Dwight David “Ike” Eisenhower (/ˈaɪzənhaʊ.ər/ EYE-zən-how-ər; October 14, 1890 – March 28, 1969) was an American army general and statesman who served as the 34th President of the United States from 1953 to 1961. During World War II, he was a five-star general in the United States Army and served as Supreme Commander of the Allied Expeditionary Forces in Europe. He was responsible for planning and supervising the invasion of North Africa in Operation Torch in 1942–43 and the successful invasion of France and Germany in 1944–45 from the Western Front.

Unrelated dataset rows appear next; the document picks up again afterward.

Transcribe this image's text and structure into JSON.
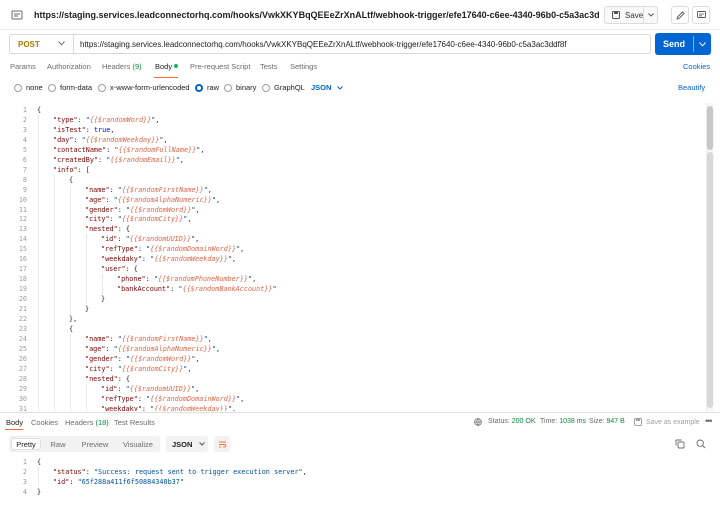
{
  "title_bar": {
    "url": "https://staging.services.leadconnectorhq.com/hooks/VwkXKYBqQEEeZrXnALtf/webhook-trigger/efe17640-c6ee-4340-96b0-c5a3ac3d",
    "save_label": "Save"
  },
  "request": {
    "method": "POST",
    "url": "https://staging.services.leadconnectorhq.com/hooks/VwkXKYBqQEEeZrXnALtf/webhook-trigger/efe17640-c6ee-4340-96b0-c5a3ac3ddf8f",
    "send_label": "Send"
  },
  "request_tabs": {
    "params": "Params",
    "authorization": "Authorization",
    "headers": "Headers",
    "headers_count": "(9)",
    "body": "Body",
    "pre_request": "Pre-request Script",
    "tests": "Tests",
    "settings": "Settings",
    "cookies": "Cookies"
  },
  "body_types": {
    "none": "none",
    "form_data": "form-data",
    "urlencoded": "x-www-form-urlencoded",
    "raw": "raw",
    "binary": "binary",
    "graphql": "GraphQL",
    "format": "JSON",
    "beautify": "Beautify"
  },
  "body_code": [
    {
      "n": "1",
      "t": [
        [
          "p",
          "{"
        ]
      ]
    },
    {
      "n": "2",
      "t": [
        [
          "k",
          "\"type\""
        ],
        [
          "p",
          ": "
        ],
        [
          "s",
          "\""
        ],
        [
          "v",
          "{{$randomWord}}"
        ],
        [
          "s",
          "\""
        ],
        [
          "p",
          ","
        ]
      ]
    },
    {
      "n": "3",
      "t": [
        [
          "k",
          "\"isTest\""
        ],
        [
          "p",
          ": "
        ],
        [
          "b",
          "true"
        ],
        [
          "p",
          ","
        ]
      ]
    },
    {
      "n": "4",
      "t": [
        [
          "k",
          "\"day\""
        ],
        [
          "p",
          ": "
        ],
        [
          "s",
          "\""
        ],
        [
          "v",
          "{{$randomWeekday}}"
        ],
        [
          "s",
          "\""
        ],
        [
          "p",
          ","
        ]
      ]
    },
    {
      "n": "5",
      "t": [
        [
          "k",
          "\"contactName\""
        ],
        [
          "p",
          ": "
        ],
        [
          "s",
          "\""
        ],
        [
          "v",
          "{{$randomFullName}}"
        ],
        [
          "s",
          "\""
        ],
        [
          "p",
          ","
        ]
      ]
    },
    {
      "n": "6",
      "t": [
        [
          "k",
          "\"createdBy\""
        ],
        [
          "p",
          ": "
        ],
        [
          "s",
          "\""
        ],
        [
          "v",
          "{{$randomEmail}}"
        ],
        [
          "s",
          "\""
        ],
        [
          "p",
          ","
        ]
      ]
    },
    {
      "n": "7",
      "t": [
        [
          "k",
          "\"info\""
        ],
        [
          "p",
          ": ["
        ]
      ]
    },
    {
      "n": "8",
      "t": [
        [
          "p",
          "{"
        ]
      ]
    },
    {
      "n": "9",
      "t": [
        [
          "k",
          "\"name\""
        ],
        [
          "p",
          ": "
        ],
        [
          "s",
          "\""
        ],
        [
          "v",
          "{{$randomFirstName}}"
        ],
        [
          "s",
          "\""
        ],
        [
          "p",
          ","
        ]
      ]
    },
    {
      "n": "10",
      "t": [
        [
          "k",
          "\"age\""
        ],
        [
          "p",
          ": "
        ],
        [
          "s",
          "\""
        ],
        [
          "v",
          "{{$randomAlphaNumeric}}"
        ],
        [
          "s",
          "\""
        ],
        [
          "p",
          ","
        ]
      ]
    },
    {
      "n": "11",
      "t": [
        [
          "k",
          "\"gender\""
        ],
        [
          "p",
          ": "
        ],
        [
          "s",
          "\""
        ],
        [
          "v",
          "{{$randomWord}}"
        ],
        [
          "s",
          "\""
        ],
        [
          "p",
          ","
        ]
      ]
    },
    {
      "n": "12",
      "t": [
        [
          "k",
          "\"city\""
        ],
        [
          "p",
          ": "
        ],
        [
          "s",
          "\""
        ],
        [
          "v",
          "{{$randomCity}}"
        ],
        [
          "s",
          "\""
        ],
        [
          "p",
          ","
        ]
      ]
    },
    {
      "n": "13",
      "t": [
        [
          "k",
          "\"nested\""
        ],
        [
          "p",
          ": {"
        ]
      ]
    },
    {
      "n": "14",
      "t": [
        [
          "k",
          "\"id\""
        ],
        [
          "p",
          ": "
        ],
        [
          "s",
          "\""
        ],
        [
          "v",
          "{{$randomUUID}}"
        ],
        [
          "s",
          "\""
        ],
        [
          "p",
          ","
        ]
      ]
    },
    {
      "n": "15",
      "t": [
        [
          "k",
          "\"refType\""
        ],
        [
          "p",
          ": "
        ],
        [
          "s",
          "\""
        ],
        [
          "v",
          "{{$randomDomainWord}}"
        ],
        [
          "s",
          "\""
        ],
        [
          "p",
          ","
        ]
      ]
    },
    {
      "n": "16",
      "t": [
        [
          "k",
          "\"weekdaky\""
        ],
        [
          "p",
          ": "
        ],
        [
          "s",
          "\""
        ],
        [
          "v",
          "{{$randomWeekday}}"
        ],
        [
          "s",
          "\""
        ],
        [
          "p",
          ","
        ]
      ]
    },
    {
      "n": "17",
      "t": [
        [
          "k",
          "\"user\""
        ],
        [
          "p",
          ": {"
        ]
      ]
    },
    {
      "n": "18",
      "t": [
        [
          "k",
          "\"phone\""
        ],
        [
          "p",
          ": "
        ],
        [
          "s",
          "\""
        ],
        [
          "v",
          "{{$randomPhoneNumber}}"
        ],
        [
          "s",
          "\""
        ],
        [
          "p",
          ","
        ]
      ]
    },
    {
      "n": "19",
      "t": [
        [
          "k",
          "\"bankAccount\""
        ],
        [
          "p",
          ": "
        ],
        [
          "s",
          "\""
        ],
        [
          "v",
          "{{$randomBankAccount}}"
        ],
        [
          "s",
          "\""
        ]
      ]
    },
    {
      "n": "20",
      "t": [
        [
          "p",
          "}"
        ]
      ]
    },
    {
      "n": "21",
      "t": [
        [
          "p",
          "}"
        ]
      ]
    },
    {
      "n": "22",
      "t": [
        [
          "p",
          "},"
        ]
      ]
    },
    {
      "n": "23",
      "t": [
        [
          "p",
          "{"
        ]
      ]
    },
    {
      "n": "24",
      "t": [
        [
          "k",
          "\"name\""
        ],
        [
          "p",
          ": "
        ],
        [
          "s",
          "\""
        ],
        [
          "v",
          "{{$randomFirstName}}"
        ],
        [
          "s",
          "\""
        ],
        [
          "p",
          ","
        ]
      ]
    },
    {
      "n": "25",
      "t": [
        [
          "k",
          "\"age\""
        ],
        [
          "p",
          ": "
        ],
        [
          "s",
          "\""
        ],
        [
          "v",
          "{{$randomAlphaNumeric}}"
        ],
        [
          "s",
          "\""
        ],
        [
          "p",
          ","
        ]
      ]
    },
    {
      "n": "26",
      "t": [
        [
          "k",
          "\"gender\""
        ],
        [
          "p",
          ": "
        ],
        [
          "s",
          "\""
        ],
        [
          "v",
          "{{$randomWord}}"
        ],
        [
          "s",
          "\""
        ],
        [
          "p",
          ","
        ]
      ]
    },
    {
      "n": "27",
      "t": [
        [
          "k",
          "\"city\""
        ],
        [
          "p",
          ": "
        ],
        [
          "s",
          "\""
        ],
        [
          "v",
          "{{$randomCity}}"
        ],
        [
          "s",
          "\""
        ],
        [
          "p",
          ","
        ]
      ]
    },
    {
      "n": "28",
      "t": [
        [
          "k",
          "\"nested\""
        ],
        [
          "p",
          ": {"
        ]
      ]
    },
    {
      "n": "29",
      "t": [
        [
          "k",
          "\"id\""
        ],
        [
          "p",
          ": "
        ],
        [
          "s",
          "\""
        ],
        [
          "v",
          "{{$randomUUID}}"
        ],
        [
          "s",
          "\""
        ],
        [
          "p",
          ","
        ]
      ]
    },
    {
      "n": "30",
      "t": [
        [
          "k",
          "\"refType\""
        ],
        [
          "p",
          ": "
        ],
        [
          "s",
          "\""
        ],
        [
          "v",
          "{{$randomDomainWord}}"
        ],
        [
          "s",
          "\""
        ],
        [
          "p",
          ","
        ]
      ]
    },
    {
      "n": "31",
      "t": [
        [
          "k",
          "\"weekdaky\""
        ],
        [
          "p",
          ": "
        ],
        [
          "s",
          "\""
        ],
        [
          "v",
          "{{$randomWeekday}}"
        ],
        [
          "s",
          "\""
        ],
        [
          "p",
          ","
        ]
      ]
    }
  ],
  "response_tabs": {
    "body": "Body",
    "cookies": "Cookies",
    "headers": "Headers",
    "headers_count": "(18)",
    "test_results": "Test Results"
  },
  "response_meta": {
    "status_label": "Status:",
    "status_value": "200 OK",
    "time_label": "Time:",
    "time_value": "1038 ms",
    "size_label": "Size:",
    "size_value": "947 B",
    "save_example": "Save as example"
  },
  "response_view": {
    "pretty": "Pretty",
    "raw": "Raw",
    "preview": "Preview",
    "visualize": "Visualize",
    "format": "JSON"
  },
  "response_code": [
    {
      "n": "1",
      "t": [
        [
          "p",
          "{"
        ]
      ]
    },
    {
      "n": "2",
      "t": [
        [
          "k",
          "\"status\""
        ],
        [
          "p",
          ": "
        ],
        [
          "s",
          "\"Success: request sent to trigger execution server\""
        ],
        [
          "p",
          ","
        ]
      ]
    },
    {
      "n": "3",
      "t": [
        [
          "k",
          "\"id\""
        ],
        [
          "p",
          ": "
        ],
        [
          "s",
          "\"65f288a411f6f50884340b37\""
        ]
      ]
    },
    {
      "n": "4",
      "t": [
        [
          "p",
          "}"
        ]
      ]
    }
  ],
  "colors": {
    "accent_orange": "#ff6c37",
    "send_blue": "#0265d2",
    "method_post": "#ad7a03",
    "status_ok": "#0a8a3a",
    "variable": "#e0674a"
  },
  "icons": [
    "http-request-icon",
    "save-icon",
    "chevron-down-icon",
    "edit-icon",
    "comment-icon",
    "globe-icon",
    "wrap-lines-icon",
    "copy-icon",
    "search-icon",
    "more-icon"
  ]
}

Born David Dwight Eisenhower in Denison, Texas, he was raised in Kansas in a large family of mostly Pennsylvania Dutch ancestry. His family had a strong religious background. His mother was born a Lutheran, married as a River Brethren, and later became a Jehovah’s Witness. However, Eisenhower did not belong to any organized church until 1952. He cited constant relocation during his military career as one reason. He graduated from West Point in 1915 and later married Mamie Doud, with whom he had two sons. During World War I, he was denied a request to serve in Europe and instead commanded a unit that trained tank crews. Following the war, he served under various generals and was promoted to the rank of brigadier general in 1941. After the U.S. entered World War II, Eisenhower oversaw the successful invasions of North Africa and Sicily before supervising the invasions of France and Germany. After the war, Eisenhower served as Army Chief of Staff and then took on the uncomfortable role as president of Columbia University. In 1951–52, he served as the first Supreme Commander of NATO.

IKE on Wikipedia